• _Task statement_: Could you repeat the listing exactly, leaving out the pictures?

++++++++

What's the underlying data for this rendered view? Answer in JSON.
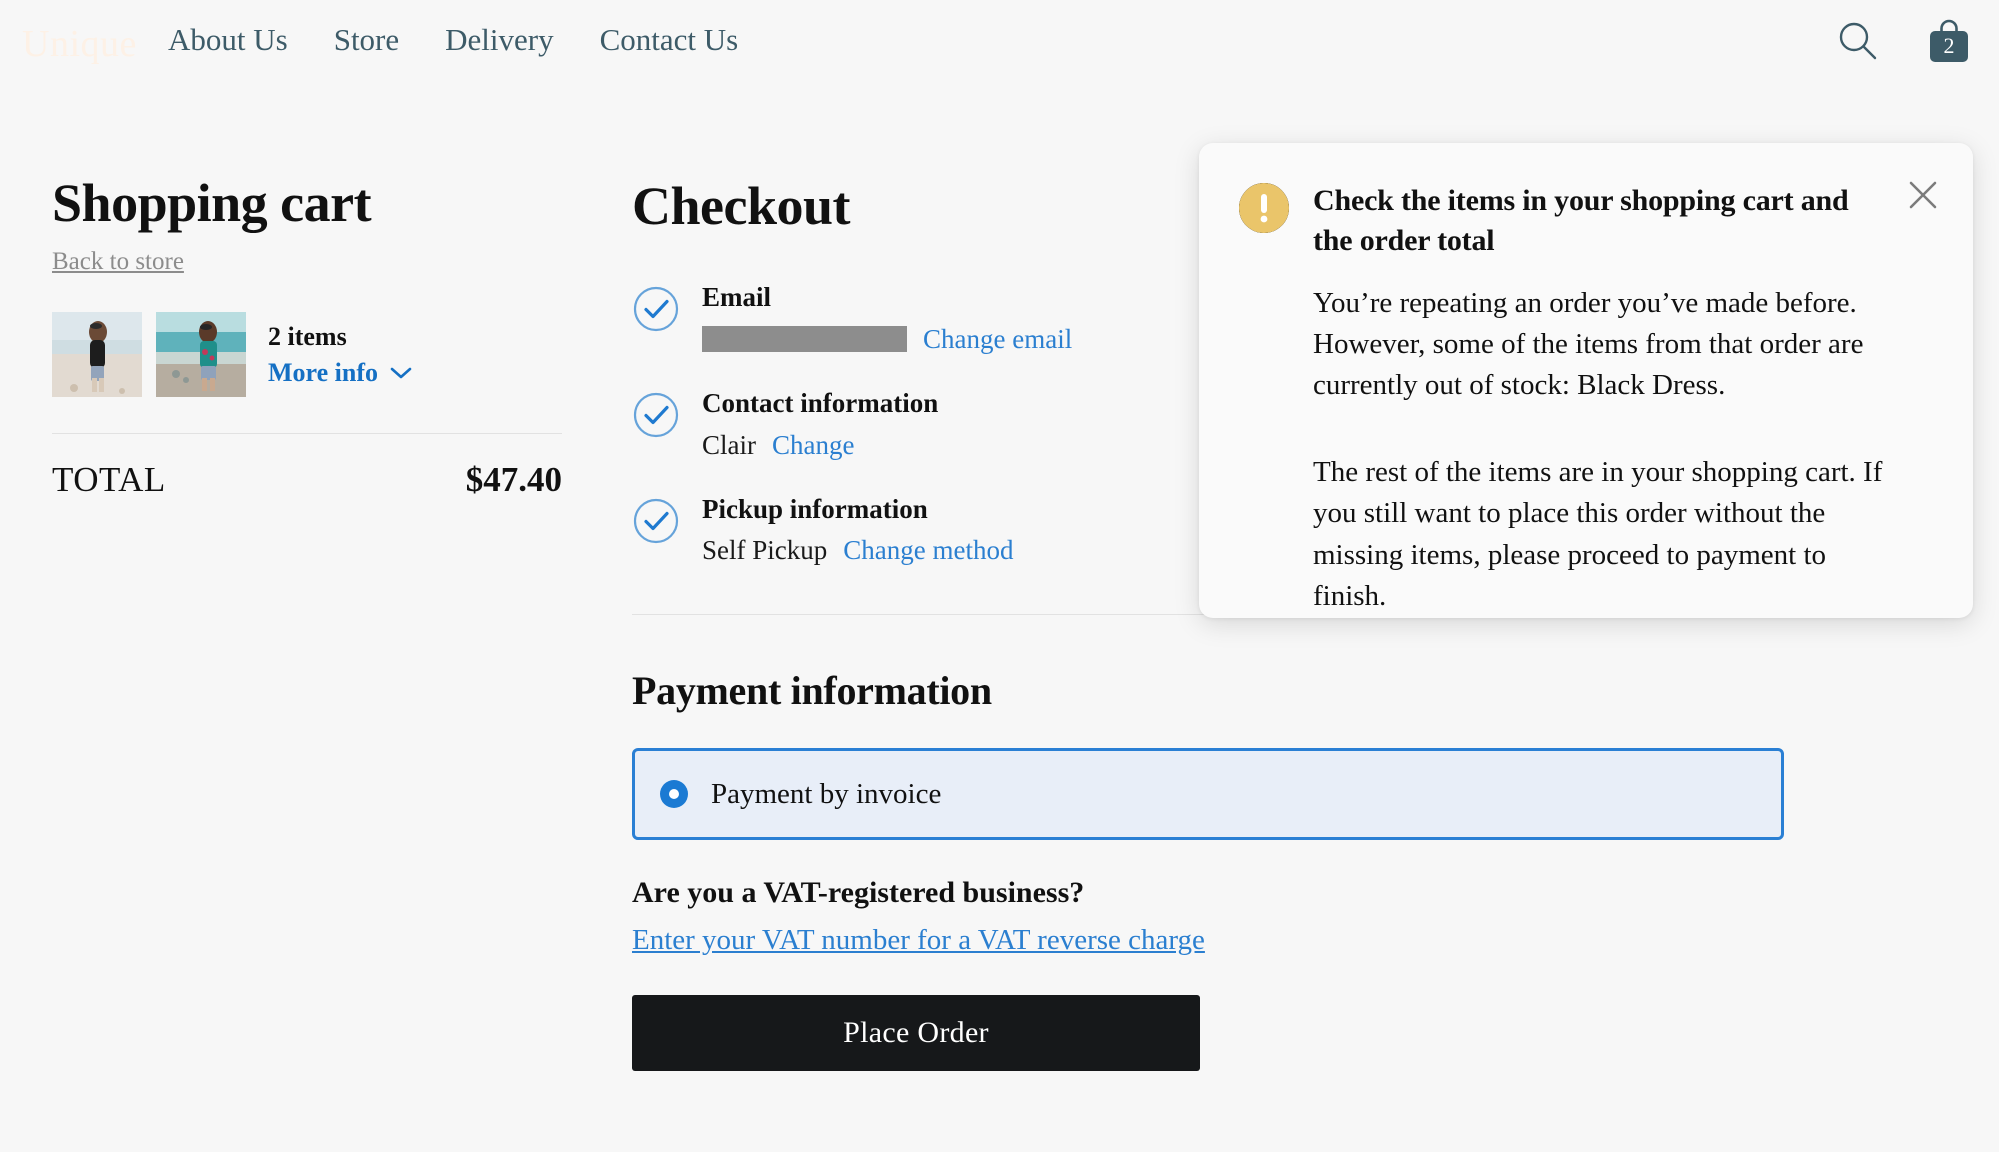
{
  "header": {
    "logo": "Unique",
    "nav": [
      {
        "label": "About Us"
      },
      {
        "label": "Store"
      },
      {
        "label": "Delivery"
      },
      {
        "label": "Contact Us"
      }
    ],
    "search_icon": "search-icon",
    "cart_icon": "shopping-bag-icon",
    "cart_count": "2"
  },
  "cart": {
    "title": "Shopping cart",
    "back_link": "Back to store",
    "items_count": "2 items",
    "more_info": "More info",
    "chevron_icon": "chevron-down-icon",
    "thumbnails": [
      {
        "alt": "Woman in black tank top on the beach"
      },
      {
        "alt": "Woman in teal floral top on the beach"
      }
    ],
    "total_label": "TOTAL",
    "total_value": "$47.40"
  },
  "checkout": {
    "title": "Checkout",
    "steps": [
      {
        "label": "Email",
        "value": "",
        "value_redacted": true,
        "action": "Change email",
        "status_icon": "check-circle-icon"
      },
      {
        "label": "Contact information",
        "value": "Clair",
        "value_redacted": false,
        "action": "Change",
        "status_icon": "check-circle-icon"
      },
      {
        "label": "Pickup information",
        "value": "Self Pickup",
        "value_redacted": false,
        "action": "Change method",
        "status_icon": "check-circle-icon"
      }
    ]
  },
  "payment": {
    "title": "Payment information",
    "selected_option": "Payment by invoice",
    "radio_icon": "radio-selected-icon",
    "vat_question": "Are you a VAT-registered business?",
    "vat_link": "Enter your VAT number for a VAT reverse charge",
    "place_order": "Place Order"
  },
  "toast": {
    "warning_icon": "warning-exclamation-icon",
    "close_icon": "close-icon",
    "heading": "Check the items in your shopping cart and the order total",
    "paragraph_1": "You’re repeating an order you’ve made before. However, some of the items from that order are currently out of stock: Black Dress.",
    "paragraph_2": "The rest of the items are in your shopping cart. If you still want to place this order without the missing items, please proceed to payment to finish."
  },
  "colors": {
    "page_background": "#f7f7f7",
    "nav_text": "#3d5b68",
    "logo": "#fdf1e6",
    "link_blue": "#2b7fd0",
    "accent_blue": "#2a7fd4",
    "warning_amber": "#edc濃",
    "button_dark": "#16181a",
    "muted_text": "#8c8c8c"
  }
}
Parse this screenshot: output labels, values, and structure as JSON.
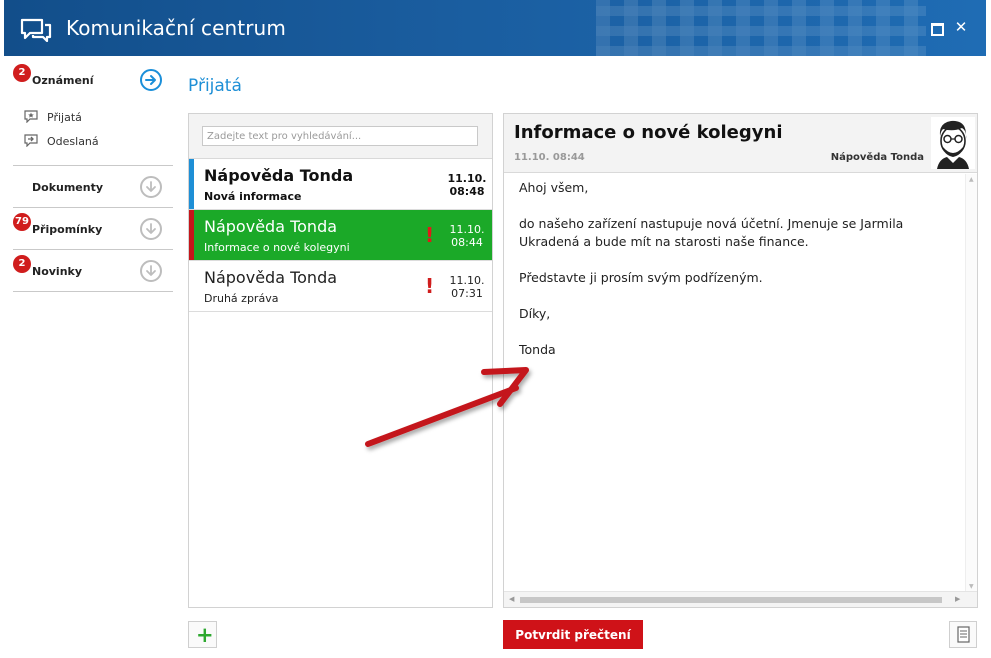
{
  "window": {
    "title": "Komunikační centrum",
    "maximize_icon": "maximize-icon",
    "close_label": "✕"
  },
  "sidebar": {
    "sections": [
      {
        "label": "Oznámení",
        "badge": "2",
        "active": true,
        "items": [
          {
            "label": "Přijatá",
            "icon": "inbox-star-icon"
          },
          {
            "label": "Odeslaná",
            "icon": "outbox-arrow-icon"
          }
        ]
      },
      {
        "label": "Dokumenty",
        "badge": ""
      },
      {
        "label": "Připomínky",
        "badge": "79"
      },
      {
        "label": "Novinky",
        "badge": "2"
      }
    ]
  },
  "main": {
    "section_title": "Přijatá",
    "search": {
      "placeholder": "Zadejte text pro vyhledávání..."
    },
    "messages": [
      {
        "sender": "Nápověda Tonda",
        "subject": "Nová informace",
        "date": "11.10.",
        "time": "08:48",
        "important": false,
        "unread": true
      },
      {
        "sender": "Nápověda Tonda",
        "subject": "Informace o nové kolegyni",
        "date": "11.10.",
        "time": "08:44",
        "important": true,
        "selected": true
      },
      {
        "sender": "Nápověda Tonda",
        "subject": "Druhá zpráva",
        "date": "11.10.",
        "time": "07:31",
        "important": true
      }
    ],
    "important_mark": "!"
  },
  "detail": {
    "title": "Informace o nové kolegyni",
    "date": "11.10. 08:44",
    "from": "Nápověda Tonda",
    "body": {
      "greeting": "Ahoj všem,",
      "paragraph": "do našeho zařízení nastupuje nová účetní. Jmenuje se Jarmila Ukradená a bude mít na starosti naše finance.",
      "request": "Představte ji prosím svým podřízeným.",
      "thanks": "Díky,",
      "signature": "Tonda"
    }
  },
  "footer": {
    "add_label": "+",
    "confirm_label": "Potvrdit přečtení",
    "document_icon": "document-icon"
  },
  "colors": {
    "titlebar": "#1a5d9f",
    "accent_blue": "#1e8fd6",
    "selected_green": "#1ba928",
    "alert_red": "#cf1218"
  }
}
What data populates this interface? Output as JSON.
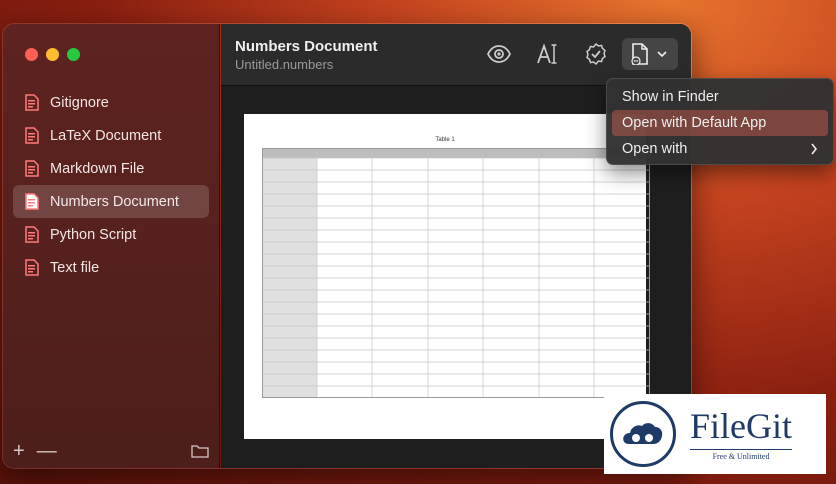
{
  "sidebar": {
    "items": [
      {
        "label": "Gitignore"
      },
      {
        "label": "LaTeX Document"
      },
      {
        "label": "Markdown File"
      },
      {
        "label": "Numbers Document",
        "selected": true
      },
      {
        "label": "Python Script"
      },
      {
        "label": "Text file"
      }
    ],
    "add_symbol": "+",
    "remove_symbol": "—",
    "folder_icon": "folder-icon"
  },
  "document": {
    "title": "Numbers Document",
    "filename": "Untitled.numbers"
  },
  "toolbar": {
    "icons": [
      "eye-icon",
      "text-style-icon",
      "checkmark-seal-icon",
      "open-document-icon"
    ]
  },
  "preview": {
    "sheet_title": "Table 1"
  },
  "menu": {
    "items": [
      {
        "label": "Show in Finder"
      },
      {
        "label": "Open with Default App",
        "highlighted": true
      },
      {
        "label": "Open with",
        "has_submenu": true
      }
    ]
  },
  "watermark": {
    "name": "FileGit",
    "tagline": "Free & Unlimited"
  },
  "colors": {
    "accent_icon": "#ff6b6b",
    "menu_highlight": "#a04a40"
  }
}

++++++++

• _Answer box_:
What's the underlying data for this rendered view? Answer in JSON.
{
  "header": {
    "logo": "Unique",
    "nav": [
      {
        "label": "About Us"
      },
      {
        "label": "Store"
      },
      {
        "label": "Delivery"
      },
      {
        "label": "Contact Us"
      }
    ],
    "search_icon": "search-icon",
    "cart_icon": "shopping-bag-icon",
    "cart_count": "2"
  },
  "cart": {
    "title": "Shopping cart",
    "back_link": "Back to store",
    "items_count": "2 items",
    "more_info": "More info",
    "chevron_icon": "chevron-down-icon",
    "thumbnails": [
      {
        "alt": "Woman in black tank top on the beach"
      },
      {
        "alt": "Woman in teal floral top on the beach"
      }
    ],
    "total_label": "TOTAL",
    "total_value": "$47.40"
  },
  "checkout": {
    "title": "Checkout",
    "steps": [
      {
        "label": "Email",
        "value": "",
        "value_redacted": true,
        "action": "Change email",
        "status_icon": "check-circle-icon"
      },
      {
        "label": "Contact information",
        "value": "Clair",
        "value_redacted": false,
        "action": "Change",
        "status_icon": "check-circle-icon"
      },
      {
        "label": "Pickup information",
        "value": "Self Pickup",
        "value_redacted": false,
        "action": "Change method",
        "status_icon": "check-circle-icon"
      }
    ]
  },
  "payment": {
    "title": "Payment information",
    "selected_option": "Payment by invoice",
    "radio_icon": "radio-selected-icon",
    "vat_question": "Are you a VAT-registered business?",
    "vat_link": "Enter your VAT number for a VAT reverse charge",
    "place_order": "Place Order"
  },
  "toast": {
    "warning_icon": "warning-exclamation-icon",
    "close_icon": "close-icon",
    "heading": "Check the items in your shopping cart and the order total",
    "paragraph_1": "You’re repeating an order you’ve made before. However, some of the items from that order are currently out of stock: Black Dress.",
    "paragraph_2": "The rest of the items are in your shopping cart. If you still want to place this order without the missing items, please proceed to payment to finish."
  },
  "colors": {
    "page_background": "#f7f7f7",
    "nav_text": "#3d5b68",
    "logo": "#fdf1e6",
    "link_blue": "#2b7fd0",
    "accent_blue": "#2a7fd4",
    "warning_amber": "#edc濃",
    "button_dark": "#16181a",
    "muted_text": "#8c8c8c"
  }
}
Parse this screenshot: output labels, values, and structure as JSON.
{
  "window": {
    "title": "Komunikační centrum",
    "maximize_icon": "maximize-icon",
    "close_label": "✕"
  },
  "sidebar": {
    "sections": [
      {
        "label": "Oznámení",
        "badge": "2",
        "active": true,
        "items": [
          {
            "label": "Přijatá",
            "icon": "inbox-star-icon"
          },
          {
            "label": "Odeslaná",
            "icon": "outbox-arrow-icon"
          }
        ]
      },
      {
        "label": "Dokumenty",
        "badge": ""
      },
      {
        "label": "Připomínky",
        "badge": "79"
      },
      {
        "label": "Novinky",
        "badge": "2"
      }
    ]
  },
  "main": {
    "section_title": "Přijatá",
    "search": {
      "placeholder": "Zadejte text pro vyhledávání..."
    },
    "messages": [
      {
        "sender": "Nápověda Tonda",
        "subject": "Nová informace",
        "date": "11.10.",
        "time": "08:48",
        "important": false,
        "unread": true
      },
      {
        "sender": "Nápověda Tonda",
        "subject": "Informace o nové kolegyni",
        "date": "11.10.",
        "time": "08:44",
        "important": true,
        "selected": true
      },
      {
        "sender": "Nápověda Tonda",
        "subject": "Druhá zpráva",
        "date": "11.10.",
        "time": "07:31",
        "important": true
      }
    ],
    "important_mark": "!"
  },
  "detail": {
    "title": "Informace o nové kolegyni",
    "date": "11.10. 08:44",
    "from": "Nápověda Tonda",
    "body": {
      "greeting": "Ahoj všem,",
      "paragraph": "do našeho zařízení nastupuje nová účetní. Jmenuje se Jarmila Ukradená a bude mít na starosti naše finance.",
      "request": "Představte ji prosím svým podřízeným.",
      "thanks": "Díky,",
      "signature": "Tonda"
    }
  },
  "footer": {
    "add_label": "+",
    "confirm_label": "Potvrdit přečtení",
    "document_icon": "document-icon"
  },
  "colors": {
    "titlebar": "#1a5d9f",
    "accent_blue": "#1e8fd6",
    "selected_green": "#1ba928",
    "alert_red": "#cf1218"
  }
}
What data populates this interface? Output as JSON.
{
  "sidebar": {
    "items": [
      {
        "label": "Gitignore"
      },
      {
        "label": "LaTeX Document"
      },
      {
        "label": "Markdown File"
      },
      {
        "label": "Numbers Document",
        "selected": true
      },
      {
        "label": "Python Script"
      },
      {
        "label": "Text file"
      }
    ],
    "add_symbol": "+",
    "remove_symbol": "—",
    "folder_icon": "folder-icon"
  },
  "document": {
    "title": "Numbers Document",
    "filename": "Untitled.numbers"
  },
  "toolbar": {
    "icons": [
      "eye-icon",
      "text-style-icon",
      "checkmark-seal-icon",
      "open-document-icon"
    ]
  },
  "preview": {
    "sheet_title": "Table 1"
  },
  "menu": {
    "items": [
      {
        "label": "Show in Finder"
      },
      {
        "label": "Open with Default App",
        "highlighted": true
      },
      {
        "label": "Open with",
        "has_submenu": true
      }
    ]
  },
  "watermark": {
    "name": "FileGit",
    "tagline": "Free & Unlimited"
  },
  "colors": {
    "accent_icon": "#ff6b6b",
    "menu_highlight": "#a04a40"
  }
}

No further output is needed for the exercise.